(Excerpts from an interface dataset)
++++++
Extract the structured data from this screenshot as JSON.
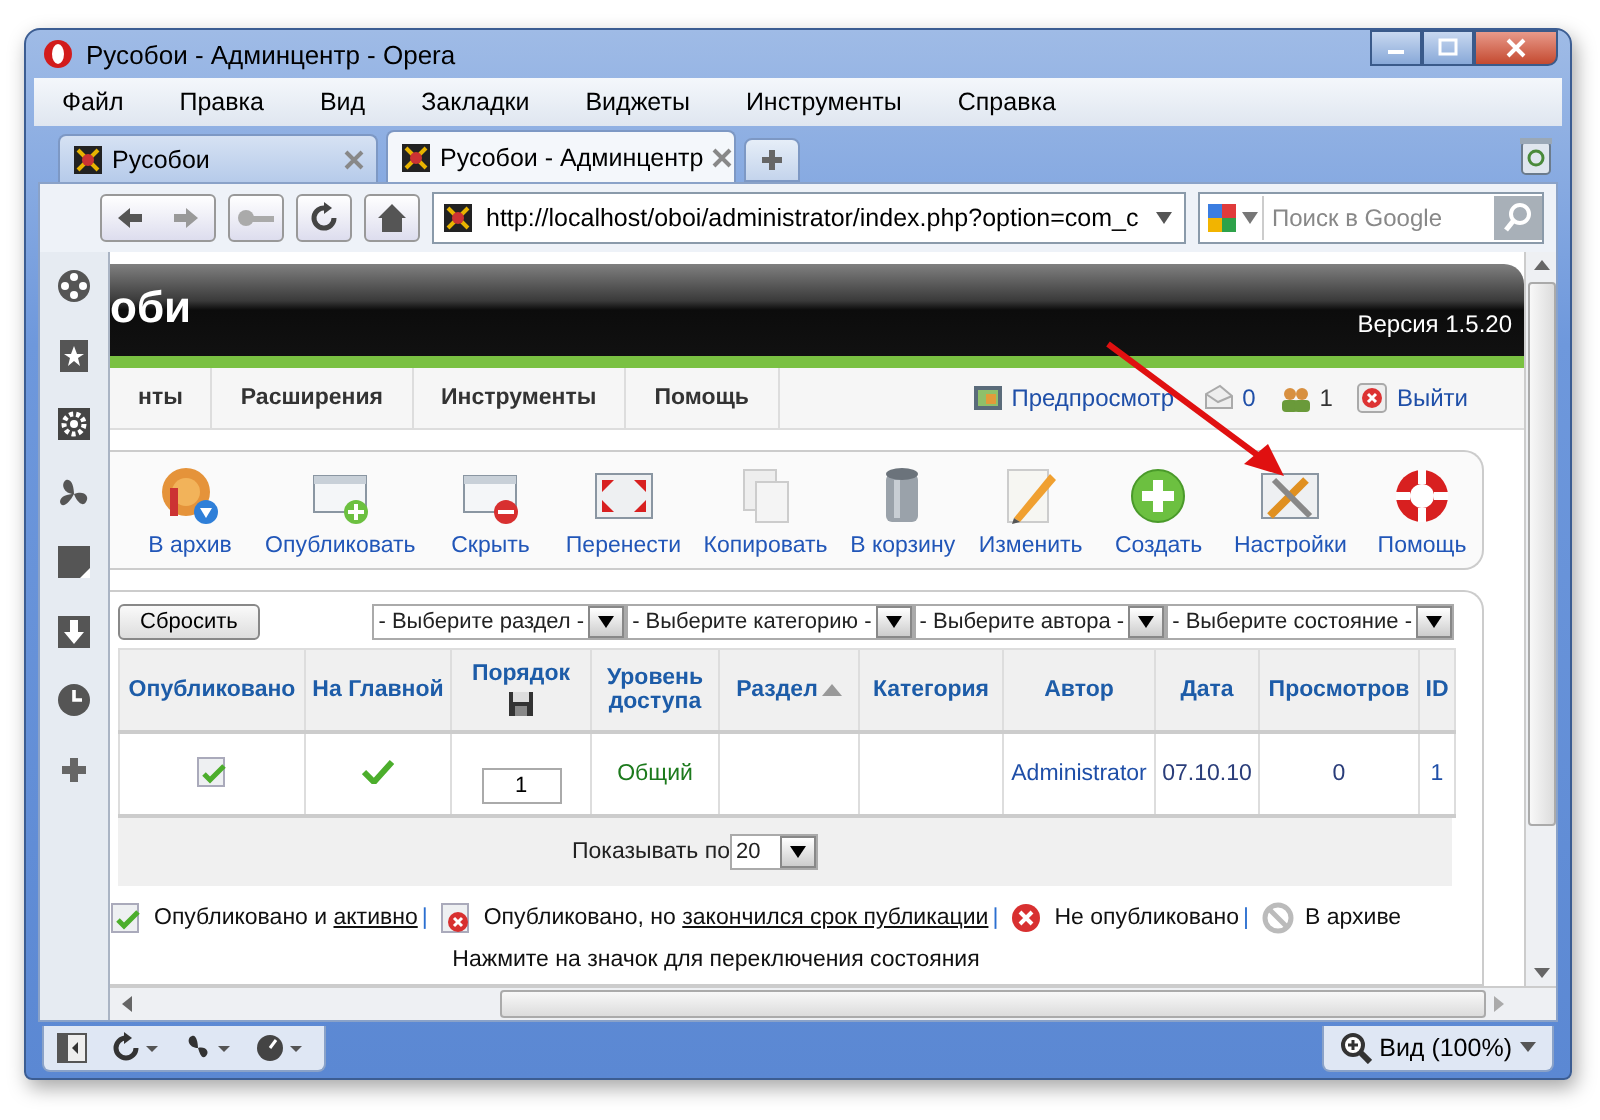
{
  "window": {
    "title": "Русобои - Админцентр - Opera"
  },
  "menu": [
    "Файл",
    "Правка",
    "Вид",
    "Закладки",
    "Виджеты",
    "Инструменты",
    "Справка"
  ],
  "tabs": [
    {
      "label": "Русобои",
      "selected": false
    },
    {
      "label": "Русобои - Админцентр",
      "selected": true
    }
  ],
  "address": {
    "url": "http://localhost/oboi/administrator/index.php?option=com_c"
  },
  "search": {
    "placeholder": "Поиск в Google"
  },
  "page": {
    "logo": "оби",
    "version": "Версия 1.5.20",
    "nav": [
      "нты",
      "Расширения",
      "Инструменты",
      "Помощь"
    ],
    "status": {
      "preview": "Предпросмотр",
      "messages": "0",
      "users": "1",
      "logout": "Выйти"
    },
    "toolbar": [
      "В архив",
      "Опубликовать",
      "Скрыть",
      "Перенести",
      "Копировать",
      "В корзину",
      "Изменить",
      "Создать",
      "Настройки",
      "Помощь"
    ],
    "filters": {
      "reset": "Сбросить",
      "selects": [
        "- Выберите раздел -",
        "- Выберите категорию -",
        "- Выберите автора -",
        "- Выберите состояние -"
      ]
    },
    "table": {
      "columns": [
        {
          "label": "Опубликовано",
          "kind": "text"
        },
        {
          "label": "На Главной",
          "kind": "text"
        },
        {
          "label": "Порядок",
          "kind": "order"
        },
        {
          "label": "Уровень доступа",
          "kind": "text"
        },
        {
          "label": "Раздел",
          "kind": "text",
          "sorted": true
        },
        {
          "label": "Категория",
          "kind": "text"
        },
        {
          "label": "Автор",
          "kind": "text"
        },
        {
          "label": "Дата",
          "kind": "text"
        },
        {
          "label": "Просмотров",
          "kind": "text"
        },
        {
          "label": "ID",
          "kind": "text"
        }
      ],
      "rows": [
        {
          "published": true,
          "featured": true,
          "order": "1",
          "access": "Общий",
          "author": "Administrator",
          "date": "07.10.10",
          "hits": "0",
          "id": "1"
        }
      ]
    },
    "pagination": {
      "label": "Показывать по",
      "value": "20"
    },
    "legend": [
      {
        "kind": "published",
        "text": "Опубликовано и ",
        "link": "активно",
        "separator": "|"
      },
      {
        "kind": "expired",
        "text": "Опубликовано, но ",
        "link": "закончился срок публикации",
        "separator": "|"
      },
      {
        "kind": "unpublished",
        "text": "Не опубликовано",
        "separator": "|"
      },
      {
        "kind": "archived",
        "text": "В архиве"
      }
    ],
    "note": "Нажмите на значок для переключения состояния"
  },
  "status_bar": {
    "zoom": "Вид (100%)"
  }
}
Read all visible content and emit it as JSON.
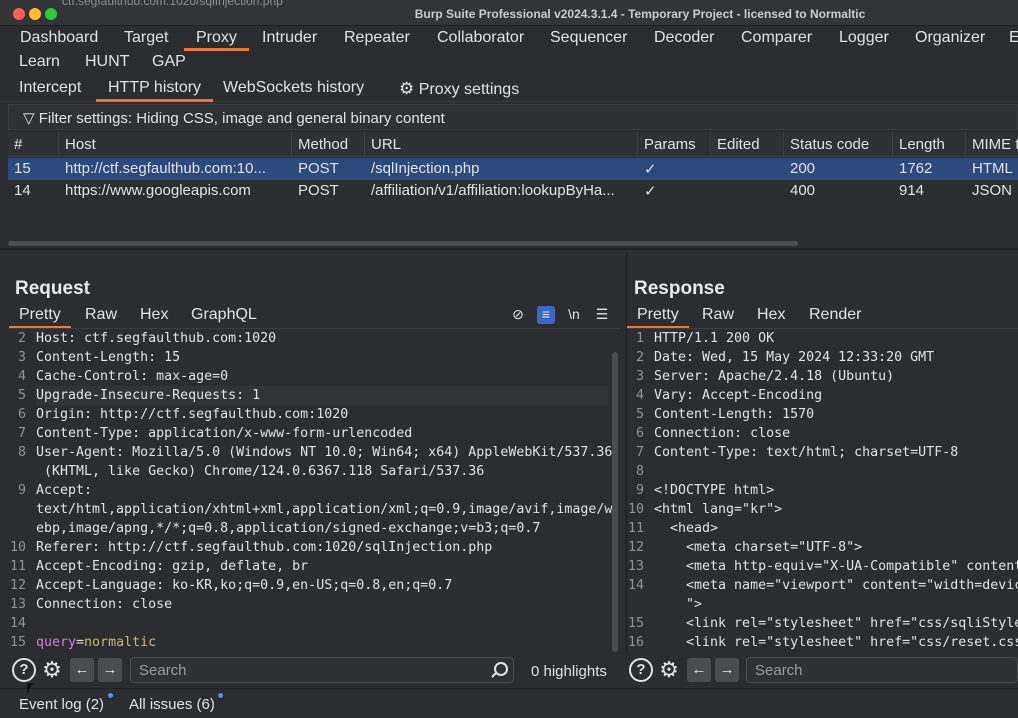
{
  "window": {
    "title": "Burp Suite Professional v2024.3.1.4 - Temporary Project - licensed to Normaltic",
    "url_ghost": "ctf.segfaulthub.com:1020/sqlInjection.php"
  },
  "main_tabs": [
    "Dashboard",
    "Target",
    "Proxy",
    "Intruder",
    "Repeater",
    "Collaborator",
    "Sequencer",
    "Decoder",
    "Comparer",
    "Logger",
    "Organizer",
    "E",
    "Learn",
    "HUNT",
    "GAP"
  ],
  "sub_tabs": {
    "intercept": "Intercept",
    "history": "HTTP history",
    "websockets": "WebSockets history",
    "settings": "Proxy settings"
  },
  "filter": "Filter settings: Hiding CSS, image and general binary content",
  "table": {
    "headers": [
      "#",
      "Host",
      "Method",
      "URL",
      "Params",
      "Edited",
      "Status code",
      "Length",
      "MIME ty"
    ],
    "rows": [
      {
        "num": "15",
        "host": "http://ctf.segfaulthub.com:10...",
        "method": "POST",
        "url": "/sqlInjection.php",
        "params": "✓",
        "edited": "",
        "status": "200",
        "length": "1762",
        "mime": "HTML"
      },
      {
        "num": "14",
        "host": "https://www.googleapis.com",
        "method": "POST",
        "url": "/affiliation/v1/affiliation:lookupByHa...",
        "params": "✓",
        "edited": "",
        "status": "400",
        "length": "914",
        "mime": "JSON"
      }
    ]
  },
  "request": {
    "title": "Request",
    "tabs": [
      "Pretty",
      "Raw",
      "Hex",
      "GraphQL"
    ],
    "tools": {
      "newline": "\\n"
    },
    "lines": [
      {
        "n": "2",
        "text": "Host: ctf.segfaulthub.com:1020"
      },
      {
        "n": "3",
        "text": "Content-Length: 15"
      },
      {
        "n": "4",
        "text": "Cache-Control: max-age=0"
      },
      {
        "n": "5",
        "text": "Upgrade-Insecure-Requests: 1"
      },
      {
        "n": "6",
        "text": "Origin: http://ctf.segfaulthub.com:1020"
      },
      {
        "n": "7",
        "text": "Content-Type: application/x-www-form-urlencoded"
      },
      {
        "n": "8",
        "text": "User-Agent: Mozilla/5.0 (Windows NT 10.0; Win64; x64) AppleWebKit/537.36"
      },
      {
        "n": "",
        "text": " (KHTML, like Gecko) Chrome/124.0.6367.118 Safari/537.36"
      },
      {
        "n": "9",
        "text": "Accept:"
      },
      {
        "n": "",
        "text": "text/html,application/xhtml+xml,application/xml;q=0.9,image/avif,image/w"
      },
      {
        "n": "",
        "text": "ebp,image/apng,*/*;q=0.8,application/signed-exchange;v=b3;q=0.7"
      },
      {
        "n": "10",
        "text": "Referer: http://ctf.segfaulthub.com:1020/sqlInjection.php"
      },
      {
        "n": "11",
        "text": "Accept-Encoding: gzip, deflate, br"
      },
      {
        "n": "12",
        "text": "Accept-Language: ko-KR,ko;q=0.9,en-US;q=0.8,en;q=0.7"
      },
      {
        "n": "13",
        "text": "Connection: close"
      },
      {
        "n": "14",
        "text": ""
      },
      {
        "n": "15",
        "text": "query=normaltic"
      }
    ],
    "search_placeholder": "Search",
    "highlights": "0 highlights"
  },
  "response": {
    "title": "Response",
    "tabs": [
      "Pretty",
      "Raw",
      "Hex",
      "Render"
    ],
    "lines": [
      {
        "n": "1",
        "text": "HTTP/1.1 200 OK"
      },
      {
        "n": "2",
        "text": "Date: Wed, 15 May 2024 12:33:20 GMT"
      },
      {
        "n": "3",
        "text": "Server: Apache/2.4.18 (Ubuntu)"
      },
      {
        "n": "4",
        "text": "Vary: Accept-Encoding"
      },
      {
        "n": "5",
        "text": "Content-Length: 1570"
      },
      {
        "n": "6",
        "text": "Connection: close"
      },
      {
        "n": "7",
        "text": "Content-Type: text/html; charset=UTF-8"
      },
      {
        "n": "8",
        "text": ""
      },
      {
        "n": "9",
        "text": "<!DOCTYPE html>"
      },
      {
        "n": "10",
        "text": "<html lang=\"kr\">"
      },
      {
        "n": "11",
        "text": "  <head>"
      },
      {
        "n": "12",
        "text": "    <meta charset=\"UTF-8\">"
      },
      {
        "n": "13",
        "text": "    <meta http-equiv=\"X-UA-Compatible\" content"
      },
      {
        "n": "14",
        "text": "    <meta name=\"viewport\" content=\"width=devic"
      },
      {
        "n": "",
        "text": "    \">"
      },
      {
        "n": "15",
        "text": "    <link rel=\"stylesheet\" href=\"css/sqliStyle"
      },
      {
        "n": "16",
        "text": "    <link rel=\"stylesheet\" href=\"css/reset.css"
      }
    ],
    "search_placeholder": "Search"
  },
  "status_bar": {
    "event_log": "Event log (2)",
    "all_issues": "All issues (6)"
  },
  "colors": {
    "accent": "#e8783a",
    "selected_row": "#2b4a7d",
    "bg": "#2b2d30"
  }
}
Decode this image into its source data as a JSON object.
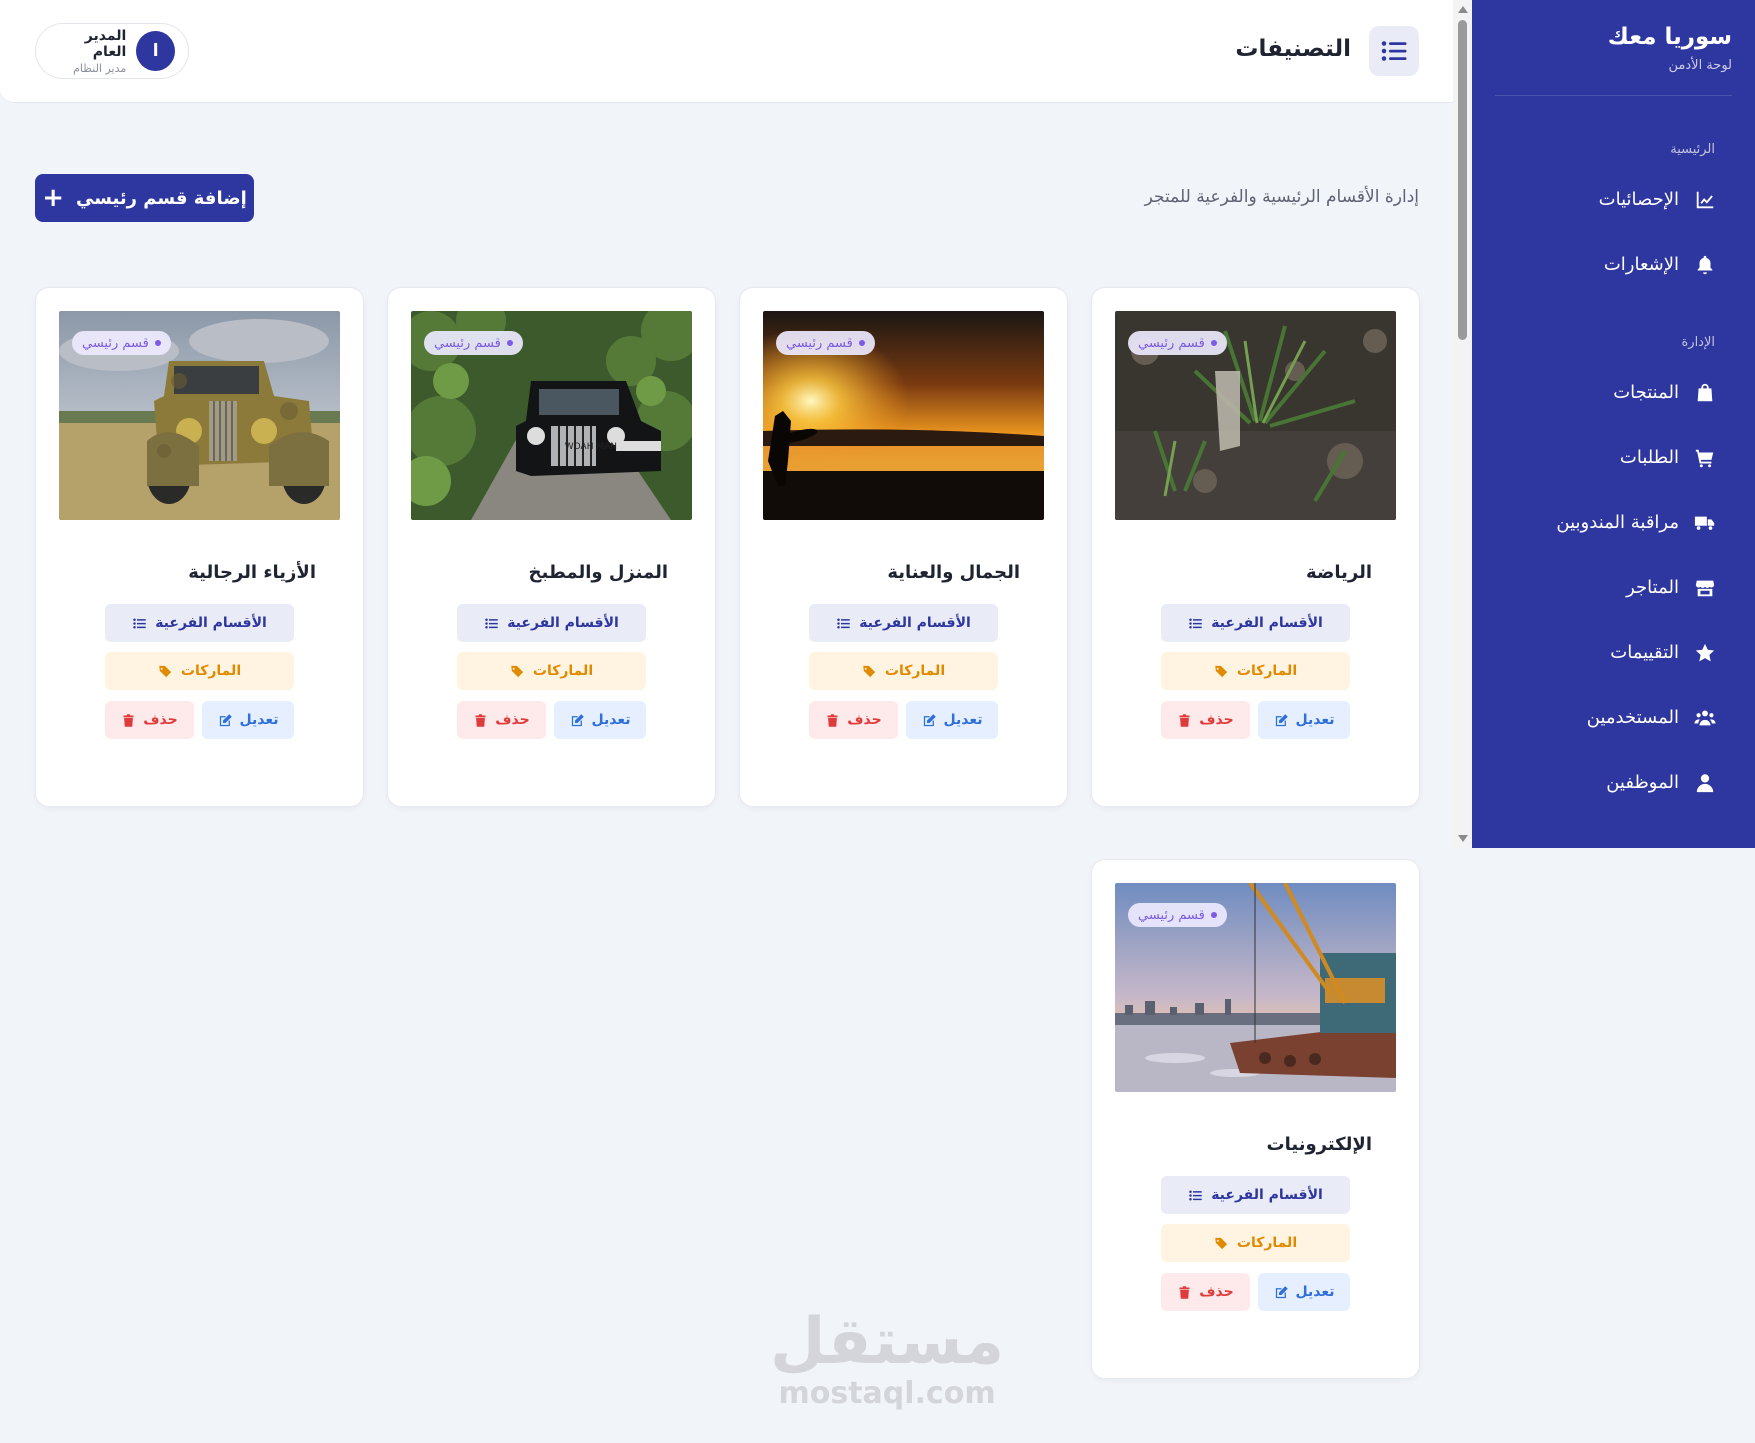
{
  "sidebar": {
    "brand_title": "سوريا معك",
    "brand_subtitle": "لوحة الأدمن",
    "sections": [
      {
        "label": "الرئيسية",
        "items": [
          {
            "label": "الإحصائيات",
            "icon": "chart-line-icon"
          },
          {
            "label": "الإشعارات",
            "icon": "bell-icon"
          }
        ]
      },
      {
        "label": "الإدارة",
        "items": [
          {
            "label": "المنتجات",
            "icon": "shopping-bag-icon"
          },
          {
            "label": "الطلبات",
            "icon": "cart-icon"
          },
          {
            "label": "مراقبة المندوبين",
            "icon": "truck-icon"
          },
          {
            "label": "المتاجر",
            "icon": "store-icon"
          },
          {
            "label": "التقييمات",
            "icon": "star-icon"
          },
          {
            "label": "المستخدمين",
            "icon": "users-icon"
          },
          {
            "label": "الموظفين",
            "icon": "user-tie-icon"
          }
        ]
      }
    ]
  },
  "header": {
    "title": "التصنيفات",
    "menu_icon": "list-icon",
    "user": {
      "initial": "ا",
      "name": "المدير العام",
      "role": "مدير النظام"
    }
  },
  "page": {
    "description": "إدارة الأقسام الرئيسية والفرعية للمتجر",
    "add_button": "إضافة قسم رئيسي"
  },
  "card_labels": {
    "badge": "قسم رئيسي",
    "subcategories": "الأقسام الفرعية",
    "brands": "الماركات",
    "edit": "تعديل",
    "delete": "حذف"
  },
  "categories": [
    {
      "name": "الرياضة",
      "image": "plants-on-rocky-ground"
    },
    {
      "name": "الجمال والعناية",
      "image": "sunset-beach-surfer"
    },
    {
      "name": "المنزل والمطبخ",
      "image": "vintage-black-car-forest-road"
    },
    {
      "name": "الأزياء الرجالية",
      "image": "rusty-old-truck-field"
    },
    {
      "name": "الإلكترونيات",
      "image": "harbor-crane-ship"
    }
  ],
  "watermark": {
    "arabic": "مستقل",
    "latin": "mostaql.com"
  },
  "colors": {
    "primary": "#2e369f",
    "badge": "#7c5ce0",
    "brands": "#e08a00",
    "edit": "#2f6fd8",
    "delete": "#e03b3b",
    "background": "#f1f4f9"
  }
}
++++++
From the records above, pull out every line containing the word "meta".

        "text": "    <meta charset=\"UTF-8\">"
        "text": "    <meta http-equiv=\"X-UA-Compatible\" content"
        "text": "    <meta name=\"viewport\" content=\"width=devic"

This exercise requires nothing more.